_TRY IT_
Keep the pictures out. Restate the entries below word for word.
----
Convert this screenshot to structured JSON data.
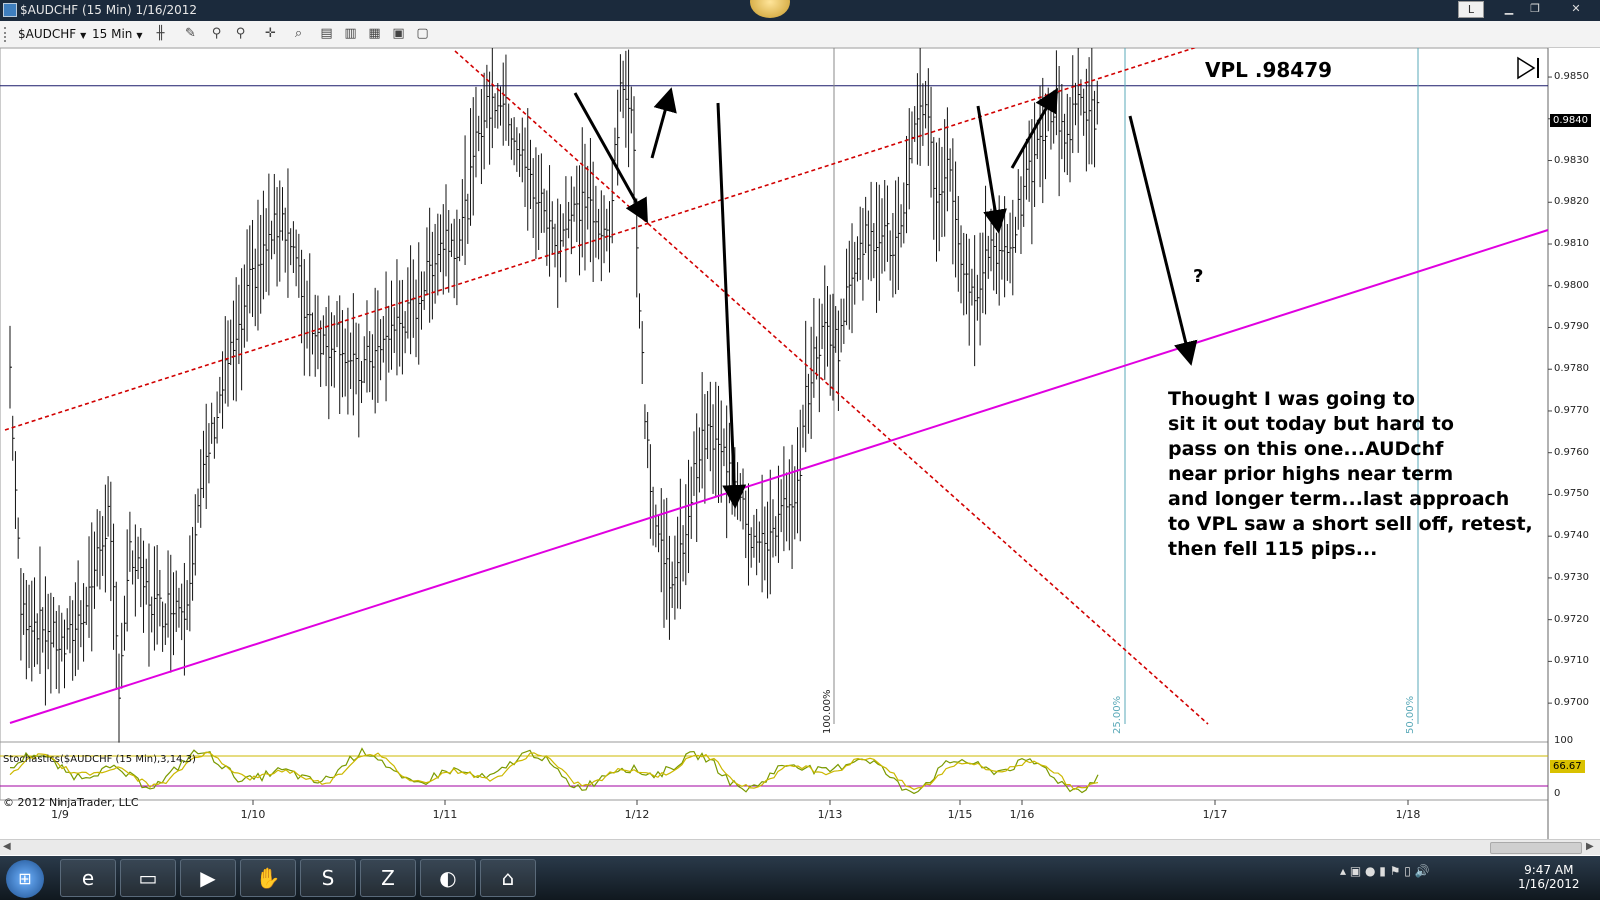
{
  "window": {
    "title": "$AUDCHF (15 Min)  1/16/2012",
    "layout_button": "L"
  },
  "toolbar": {
    "instrument": "$AUDCHF",
    "interval": "15 Min"
  },
  "chart": {
    "annotation_vpl": "VPL  .98479",
    "question": "?",
    "note_lines": [
      "Thought I was going to",
      "sit it out today but hard to",
      "pass on this one...AUDchf",
      "near prior highs near term",
      "and longer term...last approach",
      "to VPL saw a short sell off, retest,",
      "then fell 115 pips..."
    ],
    "last_price": "0.9840",
    "fib_labels": [
      "100.00%",
      "25.00%",
      "50.00%"
    ],
    "stochastics_title": "Stochastics($AUDCHF (15 Min),3,14,3)",
    "stochastics_value": "66.67",
    "stoch_scale_top": "100",
    "stoch_scale_bottom": "0",
    "copyright": "© 2012 NinjaTrader, LLC",
    "colors": {
      "bars": "#111111",
      "resistance_dashed": "#d10000",
      "support_line": "#e000e0",
      "vpl_line": "#1a1a6a",
      "fib_line": "#5aa9b8",
      "stoch_k": "#7a9a00",
      "stoch_d": "#ccb800"
    }
  },
  "chart_data": {
    "type": "candlestick",
    "title": "$AUDCHF (15 Min)  1/16/2012",
    "x_ticks": [
      "1/9",
      "1/10",
      "1/11",
      "1/12",
      "1/13",
      "1/15",
      "1/16",
      "1/17",
      "1/18"
    ],
    "y_ticks": [
      "0.9850",
      "0.9840",
      "0.9830",
      "0.9820",
      "0.9810",
      "0.9800",
      "0.9790",
      "0.9780",
      "0.9770",
      "0.9760",
      "0.9750",
      "0.9740",
      "0.9730",
      "0.9720",
      "0.9710",
      "0.9700"
    ],
    "ylim": [
      0.9695,
      0.9856
    ],
    "vpl_level": 0.98479,
    "last_price": 0.984,
    "price_path": [
      [
        0,
        0.978
      ],
      [
        1,
        0.9722
      ],
      [
        3,
        0.9718
      ],
      [
        5,
        0.9713
      ],
      [
        7,
        0.9724
      ],
      [
        9,
        0.9745
      ],
      [
        10,
        0.9705
      ],
      [
        11,
        0.9735
      ],
      [
        13,
        0.9724
      ],
      [
        14,
        0.9722
      ],
      [
        15,
        0.9725
      ],
      [
        16,
        0.9723
      ],
      [
        17,
        0.9741
      ],
      [
        18,
        0.9758
      ],
      [
        19,
        0.977
      ],
      [
        20,
        0.9782
      ],
      [
        21,
        0.9787
      ],
      [
        22,
        0.98
      ],
      [
        24,
        0.9812
      ],
      [
        25,
        0.9817
      ],
      [
        26,
        0.9808
      ],
      [
        27,
        0.9795
      ],
      [
        28,
        0.979
      ],
      [
        29,
        0.9785
      ],
      [
        30,
        0.9789
      ],
      [
        31,
        0.9782
      ],
      [
        32,
        0.9778
      ],
      [
        33,
        0.9783
      ],
      [
        34,
        0.9784
      ],
      [
        35,
        0.979
      ],
      [
        36,
        0.9791
      ],
      [
        37,
        0.9794
      ],
      [
        38,
        0.98
      ],
      [
        39,
        0.9808
      ],
      [
        40,
        0.9812
      ],
      [
        41,
        0.981
      ],
      [
        42,
        0.982
      ],
      [
        43,
        0.9838
      ],
      [
        44,
        0.9843
      ],
      [
        45,
        0.9845
      ],
      [
        46,
        0.9838
      ],
      [
        47,
        0.983
      ],
      [
        48,
        0.9823
      ],
      [
        49,
        0.9818
      ],
      [
        50,
        0.981
      ],
      [
        51,
        0.9815
      ],
      [
        52,
        0.9818
      ],
      [
        53,
        0.9822
      ],
      [
        54,
        0.981
      ],
      [
        55,
        0.9815
      ],
      [
        56,
        0.9845
      ],
      [
        57,
        0.9846
      ],
      [
        58,
        0.978
      ],
      [
        59,
        0.9745
      ],
      [
        60,
        0.9735
      ],
      [
        61,
        0.9728
      ],
      [
        62,
        0.9742
      ],
      [
        63,
        0.9758
      ],
      [
        64,
        0.9765
      ],
      [
        65,
        0.976
      ],
      [
        66,
        0.9758
      ],
      [
        67,
        0.9752
      ],
      [
        68,
        0.974
      ],
      [
        69,
        0.9737
      ],
      [
        70,
        0.9742
      ],
      [
        71,
        0.9746
      ],
      [
        72,
        0.9745
      ],
      [
        73,
        0.9772
      ],
      [
        74,
        0.9785
      ],
      [
        75,
        0.979
      ],
      [
        76,
        0.9786
      ],
      [
        77,
        0.98
      ],
      [
        78,
        0.9812
      ],
      [
        79,
        0.981
      ],
      [
        80,
        0.9815
      ],
      [
        81,
        0.9808
      ],
      [
        82,
        0.9814
      ],
      [
        83,
        0.984
      ],
      [
        84,
        0.9845
      ],
      [
        85,
        0.982
      ],
      [
        86,
        0.983
      ],
      [
        87,
        0.9812
      ],
      [
        88,
        0.9795
      ],
      [
        89,
        0.9803
      ],
      [
        90,
        0.981
      ],
      [
        91,
        0.9808
      ],
      [
        92,
        0.9812
      ],
      [
        93,
        0.9822
      ],
      [
        94,
        0.983
      ],
      [
        95,
        0.9838
      ],
      [
        96,
        0.9843
      ],
      [
        97,
        0.9835
      ],
      [
        98,
        0.9845
      ],
      [
        99,
        0.9842
      ],
      [
        100,
        0.984
      ]
    ],
    "stochastics": {
      "params": "3,14,3",
      "upper_band": 80,
      "lower_band": 20,
      "last_value": 66.67
    }
  },
  "taskbar": {
    "clock_time": "9:47 AM",
    "clock_date": "1/16/2012"
  }
}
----
_YOUR SOLUTION_
Convert this screenshot to structured JSON data.
{
  "window": {
    "title": "$AUDCHF (15 Min)  1/16/2012",
    "layout_button": "L"
  },
  "toolbar": {
    "instrument": "$AUDCHF",
    "interval": "15 Min"
  },
  "chart": {
    "annotation_vpl": "VPL  .98479",
    "question": "?",
    "note_lines": [
      "Thought I was going to",
      "sit it out today but hard to",
      "pass on this one...AUDchf",
      "near prior highs near term",
      "and longer term...last approach",
      "to VPL saw a short sell off, retest,",
      "then fell 115 pips..."
    ],
    "last_price": "0.9840",
    "fib_labels": [
      "100.00%",
      "25.00%",
      "50.00%"
    ],
    "stochastics_title": "Stochastics($AUDCHF (15 Min),3,14,3)",
    "stochastics_value": "66.67",
    "stoch_scale_top": "100",
    "stoch_scale_bottom": "0",
    "copyright": "© 2012 NinjaTrader, LLC",
    "colors": {
      "bars": "#111111",
      "resistance_dashed": "#d10000",
      "support_line": "#e000e0",
      "vpl_line": "#1a1a6a",
      "fib_line": "#5aa9b8",
      "stoch_k": "#7a9a00",
      "stoch_d": "#ccb800"
    }
  },
  "chart_data": {
    "type": "candlestick",
    "title": "$AUDCHF (15 Min)  1/16/2012",
    "x_ticks": [
      "1/9",
      "1/10",
      "1/11",
      "1/12",
      "1/13",
      "1/15",
      "1/16",
      "1/17",
      "1/18"
    ],
    "y_ticks": [
      "0.9850",
      "0.9840",
      "0.9830",
      "0.9820",
      "0.9810",
      "0.9800",
      "0.9790",
      "0.9780",
      "0.9770",
      "0.9760",
      "0.9750",
      "0.9740",
      "0.9730",
      "0.9720",
      "0.9710",
      "0.9700"
    ],
    "ylim": [
      0.9695,
      0.9856
    ],
    "vpl_level": 0.98479,
    "last_price": 0.984,
    "price_path": [
      [
        0,
        0.978
      ],
      [
        1,
        0.9722
      ],
      [
        3,
        0.9718
      ],
      [
        5,
        0.9713
      ],
      [
        7,
        0.9724
      ],
      [
        9,
        0.9745
      ],
      [
        10,
        0.9705
      ],
      [
        11,
        0.9735
      ],
      [
        13,
        0.9724
      ],
      [
        14,
        0.9722
      ],
      [
        15,
        0.9725
      ],
      [
        16,
        0.9723
      ],
      [
        17,
        0.9741
      ],
      [
        18,
        0.9758
      ],
      [
        19,
        0.977
      ],
      [
        20,
        0.9782
      ],
      [
        21,
        0.9787
      ],
      [
        22,
        0.98
      ],
      [
        24,
        0.9812
      ],
      [
        25,
        0.9817
      ],
      [
        26,
        0.9808
      ],
      [
        27,
        0.9795
      ],
      [
        28,
        0.979
      ],
      [
        29,
        0.9785
      ],
      [
        30,
        0.9789
      ],
      [
        31,
        0.9782
      ],
      [
        32,
        0.9778
      ],
      [
        33,
        0.9783
      ],
      [
        34,
        0.9784
      ],
      [
        35,
        0.979
      ],
      [
        36,
        0.9791
      ],
      [
        37,
        0.9794
      ],
      [
        38,
        0.98
      ],
      [
        39,
        0.9808
      ],
      [
        40,
        0.9812
      ],
      [
        41,
        0.981
      ],
      [
        42,
        0.982
      ],
      [
        43,
        0.9838
      ],
      [
        44,
        0.9843
      ],
      [
        45,
        0.9845
      ],
      [
        46,
        0.9838
      ],
      [
        47,
        0.983
      ],
      [
        48,
        0.9823
      ],
      [
        49,
        0.9818
      ],
      [
        50,
        0.981
      ],
      [
        51,
        0.9815
      ],
      [
        52,
        0.9818
      ],
      [
        53,
        0.9822
      ],
      [
        54,
        0.981
      ],
      [
        55,
        0.9815
      ],
      [
        56,
        0.9845
      ],
      [
        57,
        0.9846
      ],
      [
        58,
        0.978
      ],
      [
        59,
        0.9745
      ],
      [
        60,
        0.9735
      ],
      [
        61,
        0.9728
      ],
      [
        62,
        0.9742
      ],
      [
        63,
        0.9758
      ],
      [
        64,
        0.9765
      ],
      [
        65,
        0.976
      ],
      [
        66,
        0.9758
      ],
      [
        67,
        0.9752
      ],
      [
        68,
        0.974
      ],
      [
        69,
        0.9737
      ],
      [
        70,
        0.9742
      ],
      [
        71,
        0.9746
      ],
      [
        72,
        0.9745
      ],
      [
        73,
        0.9772
      ],
      [
        74,
        0.9785
      ],
      [
        75,
        0.979
      ],
      [
        76,
        0.9786
      ],
      [
        77,
        0.98
      ],
      [
        78,
        0.9812
      ],
      [
        79,
        0.981
      ],
      [
        80,
        0.9815
      ],
      [
        81,
        0.9808
      ],
      [
        82,
        0.9814
      ],
      [
        83,
        0.984
      ],
      [
        84,
        0.9845
      ],
      [
        85,
        0.982
      ],
      [
        86,
        0.983
      ],
      [
        87,
        0.9812
      ],
      [
        88,
        0.9795
      ],
      [
        89,
        0.9803
      ],
      [
        90,
        0.981
      ],
      [
        91,
        0.9808
      ],
      [
        92,
        0.9812
      ],
      [
        93,
        0.9822
      ],
      [
        94,
        0.983
      ],
      [
        95,
        0.9838
      ],
      [
        96,
        0.9843
      ],
      [
        97,
        0.9835
      ],
      [
        98,
        0.9845
      ],
      [
        99,
        0.9842
      ],
      [
        100,
        0.984
      ]
    ],
    "stochastics": {
      "params": "3,14,3",
      "upper_band": 80,
      "lower_band": 20,
      "last_value": 66.67
    }
  },
  "taskbar": {
    "clock_time": "9:47 AM",
    "clock_date": "1/16/2012"
  }
}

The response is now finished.